Brazil grid bottlenecks to ease
Brazilian transmission operators Chesf and Extremoz Transmissora do Nordeste (ETN) are about to commission several substations and transmission lines they say will start to solve grid bottlenecks that have been delaying 1.7GW of new wind capacity.
The first block of transmission assets expected to come on line this month is the Igaporã II substation and its transmission lines in the state of Bahia, Chesf said.
In the northeastern states of Bahia, Rio Grande do Norte and Ceará, 72 wind parks are idle or incomplete due to lacking grid connection, despite having sold power at auctions in 2009, 2010 and 2011 with contracts that require them to start delivering power in 2012, 2013 and 2014.
The government is paying a significant number of them since it considers that a lack of connection is not the developers' fault if projects are built on time.
The main delays arise from four substations and transmission line concessions that faced licensing, real estate and technical problems.
Once those problems are solved, large blocks of wind power plants will start feeding into the grid in the 12 months starting July 2014, according to sources within the transmission companies, data from the power regulator Aneel and the Power Sector Monitoring Committee (CMSE).
ETN said initial licensing delays arose from a lack of projects. But later, the biggest hurdle came from land owners asking for excessively high land use fees.
The start of Igaporã II's operations will allow the connection, by July, of 23 wind plants owned by renewable power company Renova Energia totaling 449.7MW.
Italy's Enel Green Power will also be able to start two other farms in the same region, with 56.4MW, while Spain's Iberdrola will be able to connect a further two, with a combined capacity of 60MW.
In the state of Rio Grande do Norte, ETN said that the João Câmara III substation and its transmission lines will be ready in two stages.
The first, should occur by the beginning of the second half, and the final stage, by October. The initial stage will allow the partial connection of the 27 wind power plants in the region by September, according to CSME.
These plants add up to 722MW and should be fully connected by January 2015, according CSME and ETN. The plants are owned by Atlantic Energias Renováveis, Copel, Contour Global, Energisa, CPFL Renováveis and Galvão Energias Renováveis.
In the northeastern state of Ceará a delay in the construction of the Ibiapina transmission system is holding back the start of operations of 270MW owned by Energimp, a unit of Argentina's Impsa, and of the 22MW Malhadinha wind plant owned by Brazilian independent power group Servtec.
Some of these wind farms sold power in the 2011 auction and should start in June this year, but will be delayed until 2015 when Chesf said the Ibiapina substation will be ready.
CMSE expects them to be fully operational in April 2015.
The fourth troublesome transmission system is called Morro do Chapéu II, in the state of Bahia.
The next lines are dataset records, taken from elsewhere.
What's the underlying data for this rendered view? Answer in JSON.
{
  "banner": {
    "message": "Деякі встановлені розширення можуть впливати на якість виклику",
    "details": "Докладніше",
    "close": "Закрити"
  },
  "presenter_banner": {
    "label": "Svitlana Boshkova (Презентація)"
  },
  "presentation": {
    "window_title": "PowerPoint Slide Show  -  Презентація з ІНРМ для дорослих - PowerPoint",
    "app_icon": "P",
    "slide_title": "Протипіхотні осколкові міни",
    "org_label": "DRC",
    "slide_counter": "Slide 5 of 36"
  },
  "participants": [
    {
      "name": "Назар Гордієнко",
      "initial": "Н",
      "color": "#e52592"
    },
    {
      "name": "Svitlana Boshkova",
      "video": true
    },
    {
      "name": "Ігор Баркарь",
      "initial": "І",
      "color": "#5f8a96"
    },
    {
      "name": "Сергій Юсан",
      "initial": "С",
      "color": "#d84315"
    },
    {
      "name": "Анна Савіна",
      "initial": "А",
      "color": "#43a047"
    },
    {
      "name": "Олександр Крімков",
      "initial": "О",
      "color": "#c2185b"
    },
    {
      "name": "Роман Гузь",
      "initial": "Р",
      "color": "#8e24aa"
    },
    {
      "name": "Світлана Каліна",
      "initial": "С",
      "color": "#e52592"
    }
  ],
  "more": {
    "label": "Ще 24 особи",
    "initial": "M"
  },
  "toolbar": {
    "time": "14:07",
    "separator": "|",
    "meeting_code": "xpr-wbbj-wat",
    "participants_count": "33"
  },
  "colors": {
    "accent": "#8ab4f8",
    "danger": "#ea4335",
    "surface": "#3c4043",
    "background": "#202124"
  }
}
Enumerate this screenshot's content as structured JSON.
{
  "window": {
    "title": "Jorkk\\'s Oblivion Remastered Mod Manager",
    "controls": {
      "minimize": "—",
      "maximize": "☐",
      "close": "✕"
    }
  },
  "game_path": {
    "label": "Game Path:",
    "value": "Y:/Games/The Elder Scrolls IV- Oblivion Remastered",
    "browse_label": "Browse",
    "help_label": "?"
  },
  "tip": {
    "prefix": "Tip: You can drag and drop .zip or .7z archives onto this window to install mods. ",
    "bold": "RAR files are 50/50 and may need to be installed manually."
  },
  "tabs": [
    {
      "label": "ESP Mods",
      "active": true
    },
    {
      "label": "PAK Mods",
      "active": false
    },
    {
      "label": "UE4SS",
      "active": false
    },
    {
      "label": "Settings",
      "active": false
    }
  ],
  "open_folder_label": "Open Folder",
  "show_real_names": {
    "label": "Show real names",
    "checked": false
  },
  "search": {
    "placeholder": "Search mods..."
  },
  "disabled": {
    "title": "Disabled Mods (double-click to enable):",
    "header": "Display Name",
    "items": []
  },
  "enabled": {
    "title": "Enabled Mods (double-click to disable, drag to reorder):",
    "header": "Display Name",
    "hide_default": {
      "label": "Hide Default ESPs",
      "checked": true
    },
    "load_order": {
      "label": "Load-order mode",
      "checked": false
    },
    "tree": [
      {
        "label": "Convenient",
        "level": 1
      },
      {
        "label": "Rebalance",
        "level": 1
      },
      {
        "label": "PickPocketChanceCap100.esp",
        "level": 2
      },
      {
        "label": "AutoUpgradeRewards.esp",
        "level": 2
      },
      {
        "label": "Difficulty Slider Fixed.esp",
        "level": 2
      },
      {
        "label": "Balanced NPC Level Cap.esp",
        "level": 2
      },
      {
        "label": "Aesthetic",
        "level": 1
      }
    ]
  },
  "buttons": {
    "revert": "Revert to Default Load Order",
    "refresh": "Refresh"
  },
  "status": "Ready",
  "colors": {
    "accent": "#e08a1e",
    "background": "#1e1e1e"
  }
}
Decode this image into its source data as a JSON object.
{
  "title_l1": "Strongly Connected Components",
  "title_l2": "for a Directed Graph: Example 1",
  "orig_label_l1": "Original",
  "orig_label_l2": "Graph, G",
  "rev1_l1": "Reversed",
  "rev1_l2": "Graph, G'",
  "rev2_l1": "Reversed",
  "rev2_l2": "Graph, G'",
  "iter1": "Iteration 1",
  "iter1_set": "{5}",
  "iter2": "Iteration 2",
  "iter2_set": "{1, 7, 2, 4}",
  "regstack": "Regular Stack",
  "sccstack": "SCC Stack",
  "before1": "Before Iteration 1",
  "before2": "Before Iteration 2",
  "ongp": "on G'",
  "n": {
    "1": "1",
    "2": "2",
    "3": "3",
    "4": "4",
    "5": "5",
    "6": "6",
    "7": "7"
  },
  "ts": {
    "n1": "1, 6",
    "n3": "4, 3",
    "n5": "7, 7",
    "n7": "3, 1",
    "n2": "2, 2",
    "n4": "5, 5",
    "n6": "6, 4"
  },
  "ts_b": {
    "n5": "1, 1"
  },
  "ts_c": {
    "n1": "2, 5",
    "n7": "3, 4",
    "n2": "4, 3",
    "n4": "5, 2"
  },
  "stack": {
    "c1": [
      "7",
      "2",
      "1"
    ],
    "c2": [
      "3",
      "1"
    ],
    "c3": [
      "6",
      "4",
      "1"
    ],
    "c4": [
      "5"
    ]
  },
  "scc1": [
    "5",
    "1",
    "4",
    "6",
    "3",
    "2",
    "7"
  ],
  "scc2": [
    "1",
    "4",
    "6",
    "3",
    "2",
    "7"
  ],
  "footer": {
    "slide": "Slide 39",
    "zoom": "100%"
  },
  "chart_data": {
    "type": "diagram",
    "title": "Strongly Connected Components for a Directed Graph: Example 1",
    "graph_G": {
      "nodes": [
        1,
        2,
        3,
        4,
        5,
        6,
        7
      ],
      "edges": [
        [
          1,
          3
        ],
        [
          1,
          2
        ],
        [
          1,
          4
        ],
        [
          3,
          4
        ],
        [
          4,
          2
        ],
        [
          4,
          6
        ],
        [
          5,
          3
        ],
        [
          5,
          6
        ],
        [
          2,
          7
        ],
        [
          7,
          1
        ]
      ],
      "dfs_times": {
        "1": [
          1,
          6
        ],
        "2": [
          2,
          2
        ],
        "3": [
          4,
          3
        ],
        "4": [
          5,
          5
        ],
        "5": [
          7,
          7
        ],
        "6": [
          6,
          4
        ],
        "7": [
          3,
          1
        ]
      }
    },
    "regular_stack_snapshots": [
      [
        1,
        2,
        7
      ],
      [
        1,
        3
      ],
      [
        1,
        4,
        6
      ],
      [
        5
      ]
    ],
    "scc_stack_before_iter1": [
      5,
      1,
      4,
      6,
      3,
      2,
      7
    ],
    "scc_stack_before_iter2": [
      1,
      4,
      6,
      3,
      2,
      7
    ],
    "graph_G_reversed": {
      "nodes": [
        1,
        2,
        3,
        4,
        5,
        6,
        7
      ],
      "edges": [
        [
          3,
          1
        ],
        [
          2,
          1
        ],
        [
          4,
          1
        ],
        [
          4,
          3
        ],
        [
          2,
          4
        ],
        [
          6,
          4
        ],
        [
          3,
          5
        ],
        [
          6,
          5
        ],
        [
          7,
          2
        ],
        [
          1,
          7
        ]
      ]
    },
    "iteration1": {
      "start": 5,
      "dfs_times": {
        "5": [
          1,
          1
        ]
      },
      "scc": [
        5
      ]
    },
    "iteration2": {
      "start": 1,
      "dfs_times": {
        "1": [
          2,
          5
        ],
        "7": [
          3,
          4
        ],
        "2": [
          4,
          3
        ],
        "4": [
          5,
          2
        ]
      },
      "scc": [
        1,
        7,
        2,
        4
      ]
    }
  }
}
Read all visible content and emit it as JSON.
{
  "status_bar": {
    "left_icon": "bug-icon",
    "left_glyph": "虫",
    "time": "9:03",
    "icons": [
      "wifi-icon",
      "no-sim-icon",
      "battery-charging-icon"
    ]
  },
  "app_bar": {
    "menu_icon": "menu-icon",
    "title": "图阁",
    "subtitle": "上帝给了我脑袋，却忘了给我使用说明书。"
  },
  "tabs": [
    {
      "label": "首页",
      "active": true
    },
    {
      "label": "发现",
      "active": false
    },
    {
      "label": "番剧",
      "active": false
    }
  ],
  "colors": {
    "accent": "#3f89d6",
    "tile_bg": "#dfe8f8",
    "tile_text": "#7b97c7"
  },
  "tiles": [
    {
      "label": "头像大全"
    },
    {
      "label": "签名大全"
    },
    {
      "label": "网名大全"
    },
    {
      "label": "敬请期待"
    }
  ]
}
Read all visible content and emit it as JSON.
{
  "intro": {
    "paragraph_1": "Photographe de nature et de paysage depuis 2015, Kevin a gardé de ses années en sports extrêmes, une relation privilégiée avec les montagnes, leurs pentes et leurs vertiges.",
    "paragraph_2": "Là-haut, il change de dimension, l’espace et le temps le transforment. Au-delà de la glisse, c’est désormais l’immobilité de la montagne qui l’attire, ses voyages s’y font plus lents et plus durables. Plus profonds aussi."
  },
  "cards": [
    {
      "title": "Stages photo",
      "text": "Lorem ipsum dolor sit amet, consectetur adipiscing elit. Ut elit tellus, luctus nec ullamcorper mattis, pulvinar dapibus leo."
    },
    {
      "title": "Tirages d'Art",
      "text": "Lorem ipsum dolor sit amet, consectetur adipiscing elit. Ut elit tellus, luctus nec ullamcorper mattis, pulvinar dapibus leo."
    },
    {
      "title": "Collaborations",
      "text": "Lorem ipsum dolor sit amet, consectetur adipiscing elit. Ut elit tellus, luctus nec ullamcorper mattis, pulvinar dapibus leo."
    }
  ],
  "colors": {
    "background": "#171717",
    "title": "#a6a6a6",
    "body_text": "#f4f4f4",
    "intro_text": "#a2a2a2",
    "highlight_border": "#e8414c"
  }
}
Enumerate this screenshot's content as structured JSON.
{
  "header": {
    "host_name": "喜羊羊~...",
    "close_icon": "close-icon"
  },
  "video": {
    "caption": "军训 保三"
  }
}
It is holding up the start of Enel Green Power's 90MW Cristal complex.
The three wind power plants that make up the complex sold power in 2011 and should have started operations in September 2013. But, according to CMSE, they should be fully operational only in June 2015.
The current transmission connection problems for wind power will probably be the last, Élbia Melo, the executive president of the Brazilian Wind Power Association (Abeeólica), said.
Since 2013, wind power developers can only sell power in auctions if they can prove they will have a connection to the grid when the projects are complete.